The Apostle Paul wrote in Romans 6:14: “For you are not under the law but under grace.”
How to interpret exactly what this means has caused some confusion among many Christians. When discussing the Law of God versus the Grace of God, we often hear: “I’m not under the law” or “I’d rather err on the side of liberty than on the side of legalism.” Yet these statements belie a basic misunderstanding of the relationship between Law and Grace.
When many Christians speak of “grace” or “Christian liberty,” they are often advocating a license to sin or an “anti-Law” view (known as “antinomianism”) that is clearly condemned in Scripture. Likewise, when many Christians speak of “the law” what they are referring to is not the moral Law of God, but a system of legalism or traditions devised by men. This confusion has arisen due to a lack of basic definitions. We have the twin heresies of legalism (on one hand) and antinomianism (on the other) which have appeared in the Church as counterfeits to true Law and true Grace.
Legalism can be defined in two ways: (1) That obedience to the Law is the means by which we are saved; or (2) When rules or traditions of men are instituted as a standard of righteousness. The idea that man is able to keep the law under his own power and please God is biblically false. Salvation is a gift of God and we are saved by God’s own choosing; not our own.
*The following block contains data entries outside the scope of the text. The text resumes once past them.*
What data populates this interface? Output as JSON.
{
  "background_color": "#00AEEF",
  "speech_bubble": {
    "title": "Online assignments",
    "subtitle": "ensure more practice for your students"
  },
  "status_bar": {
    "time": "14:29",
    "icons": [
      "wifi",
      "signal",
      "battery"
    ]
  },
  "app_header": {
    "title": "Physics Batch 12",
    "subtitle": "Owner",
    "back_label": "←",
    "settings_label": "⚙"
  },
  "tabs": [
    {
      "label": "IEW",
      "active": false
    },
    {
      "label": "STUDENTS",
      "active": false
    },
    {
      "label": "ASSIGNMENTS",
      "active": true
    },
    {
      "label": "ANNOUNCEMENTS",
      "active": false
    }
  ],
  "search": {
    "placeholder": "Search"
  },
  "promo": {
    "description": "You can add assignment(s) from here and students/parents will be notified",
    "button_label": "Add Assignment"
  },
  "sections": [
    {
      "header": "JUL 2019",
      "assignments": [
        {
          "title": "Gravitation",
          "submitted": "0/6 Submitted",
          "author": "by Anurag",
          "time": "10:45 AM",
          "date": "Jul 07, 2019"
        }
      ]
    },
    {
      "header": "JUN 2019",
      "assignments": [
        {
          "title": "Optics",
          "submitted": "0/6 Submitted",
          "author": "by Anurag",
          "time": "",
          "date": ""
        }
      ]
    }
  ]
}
When we say, as Christians, that we are not “under the Law,” scripturally, we can mean two things: (1) We are not under the Law as a means of obtaining salvation; and (2) We are not under the condemnation (or the curse) of the Law.